Now is the best time to address these issues so that your partnership returns can be filed timely and accurately.

On September 30, 2019, the Internal Revenue Service (“IRS”) released drafts of the 2019 Form 1065 (U.S. Return of Partnership Income), and its Schedule K-1 (Partner’s Share of Income, Deductions, Credits). The forms and schedules are near-final, and the final, updated versions will be released in December. Several changes have been made to the forms, especially to the Schedules K-1.[1] One of the most significant changes is the requirement that partnerships report partners’ capital accounts on a tax basis.

Previously, partnerships could present partner capital accounts on Schedule K-1 on a tax, GAAP, 704(b), or other method and simply check the box noting the selected method. In 2018, the IRS began requiring that partnerships disclose partners’ tax basis capital accounts when the tax basis capital accounts were negative. The new Schedule K-1 will now require ALL partnerships to report all partner capital accounts on a tax basis. Historically, the responsibility to track the tax basis generally fell on the partners. With this new requirement, the IRS has now shifted that responsibility to the partnership.

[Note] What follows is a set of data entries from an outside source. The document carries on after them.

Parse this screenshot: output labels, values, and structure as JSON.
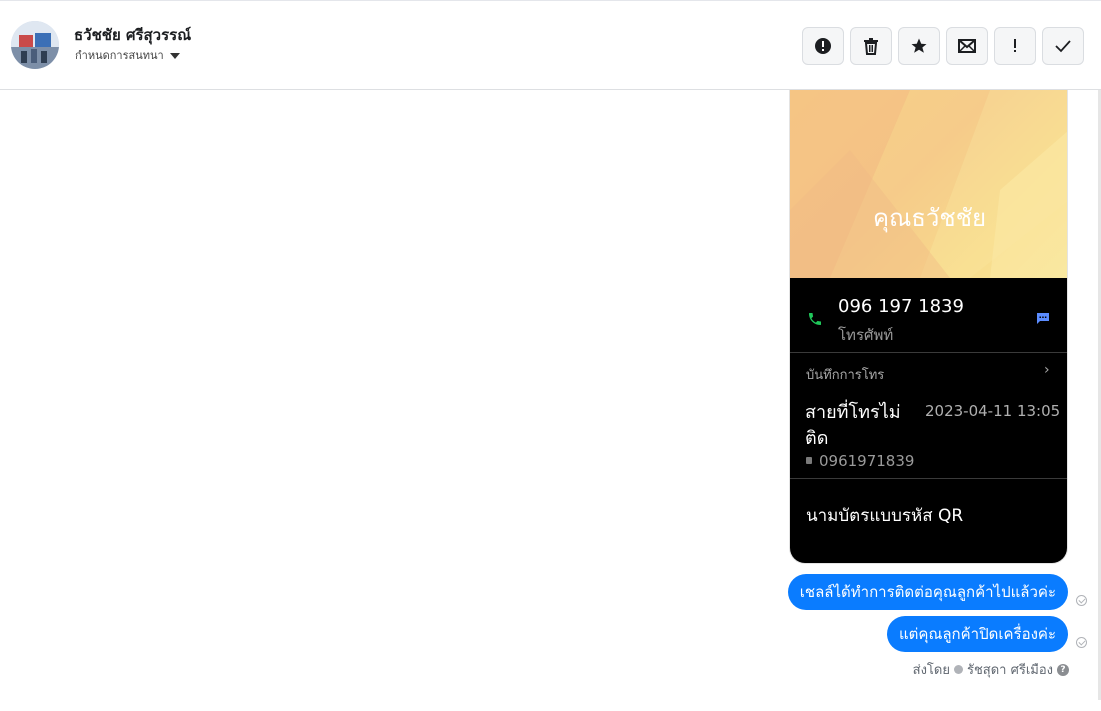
{
  "header": {
    "contact_name": "ธวัชชัย ศรีสุวรรณ์",
    "assign_label": "กำหนดการสนทนา",
    "actions": [
      "spam-icon",
      "trash-icon",
      "star-icon",
      "envelope-icon",
      "exclamation-icon",
      "checkmark-icon"
    ]
  },
  "attachment": {
    "contact_card_name": "คุณธวัชชัย",
    "phone_number": "096 197 1839",
    "phone_label": "โทรศัพท์",
    "call_log_title": "บันทึกการโทร",
    "call_status": "สายที่โทรไม่ติด",
    "call_time": "2023-04-11 13:05",
    "call_number": "0961971839",
    "qr_label": "นามบัตรแบบรหัส QR"
  },
  "messages": [
    {
      "text": "เชลล์ได้ทำการติดต่อคุณลูกค้าไปแล้วค่ะ"
    },
    {
      "text": "แต่คุณลูกค้าปิดเครื่องค่ะ"
    }
  ],
  "sent_by": {
    "prefix": "ส่งโดย",
    "name": "รัชสุดา ศรีเมือง"
  },
  "colors": {
    "bubble": "#0a7cff",
    "phone_green": "#1fc75a",
    "message_blue": "#5b8cff"
  }
}
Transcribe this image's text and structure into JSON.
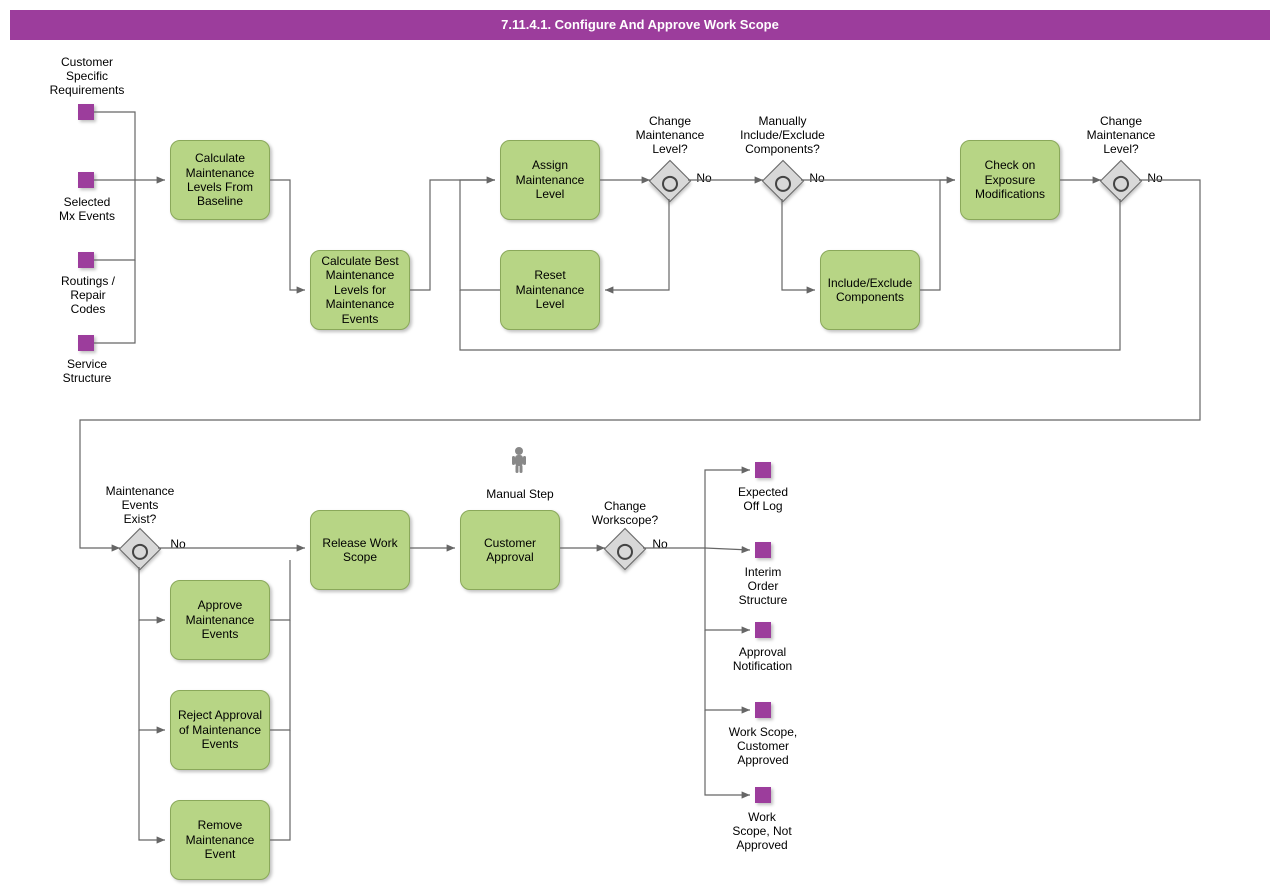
{
  "title": "7.11.4.1. Configure And Approve Work Scope",
  "inputs": {
    "csr": "Customer\nSpecific\nRequirements",
    "selmx": "Selected\nMx Events",
    "routing": "Routings /\nRepair\nCodes",
    "svc": "Service\nStructure"
  },
  "tasks": {
    "calcBaseline": "Calculate\nMaintenance\nLevels From\nBaseline",
    "calcBest": "Calculate Best\nMaintenance\nLevels for\nMaintenance\nEvents",
    "assign": "Assign\nMaintenance\nLevel",
    "reset": "Reset\nMaintenance\nLevel",
    "inclExcl": "Include/Exclude\nComponents",
    "checkExp": "Check on\nExposure\nModifications",
    "approveMx": "Approve\nMaintenance\nEvents",
    "rejectMx": "Reject Approval\nof Maintenance\nEvents",
    "removeMx": "Remove\nMaintenance\nEvent",
    "release": "Release Work\nScope",
    "custAppr": "Customer\nApproval"
  },
  "gatewayLabels": {
    "chgMaint1": "Change\nMaintenance\nLevel?",
    "manIncl": "Manually\nInclude/Exclude\nComponents?",
    "chgMaint2": "Change\nMaintenance\nLevel?",
    "mxExist": "Maintenance\nEvents\nExist?",
    "chgWork": "Change\nWorkscope?"
  },
  "edgeLabels": {
    "no": "No"
  },
  "manualStep": "Manual Step",
  "outputs": {
    "expOff": "Expected\nOff Log",
    "interim": "Interim\nOrder\nStructure",
    "apprNotif": "Approval\nNotification",
    "wsCustAppr": "Work Scope,\nCustomer\nApproved",
    "wsNotAppr": "Work\nScope, Not\nApproved"
  }
}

It appears that this new requirement is in line with the IRS’s ongoing attempt to better identify situations that are at higher risk for noncompliance.

The new tax basis capital account requirement will likely add a significant amount of time to the tax compliance and reporting process. In order to establish the current tax basis capital accounts of its partners, partnerships will need to recalculate its partners’ historical capital accounts utilizing income tax principles. Now is the best time to address these issues so that your partnership returns can be filed timely and accurately. Please reach out to your blum engagement team to discuss what may be needed to bring your partnership into compliance.

 

[1] Other significant changes include (but are not limited to) new reporting requirements relating to:

  • Each partner’s share of net unrecognized §704(c) gain or loss (resulting from contributions and revaluations of appreciated or depreciated property) at the beginning and end of the year
  • 751 “hot” asset gain or loss
  • Separate reporting of guaranteed payments for services and guaranteed payments for the use of capital
  • Partners who are disregarded entities
  • Partnership liabilities
  • Changes to a partner’s profit, loss, or capital
  • Aggregation of activities for at-risk (§465) or passive activity purposes (§469)

Disclaimer: Any written tax content, comments, or advice contained in this article is limited to the matters specifically set forth herein. Such content, comments, or advice may be based on tax statutes, regulations, and administrative and judicial interpretations thereof and we have no obligation to update any content, comments or advice for retroactive or prospective changes to such authorities. This communication is not intended to address the potential application of penalties and interest, for which the taxpayer is responsible, that may be imposed for non-compliance with tax law.

Continue the Conversation with Our Team
Get in touch with us.

Contact Us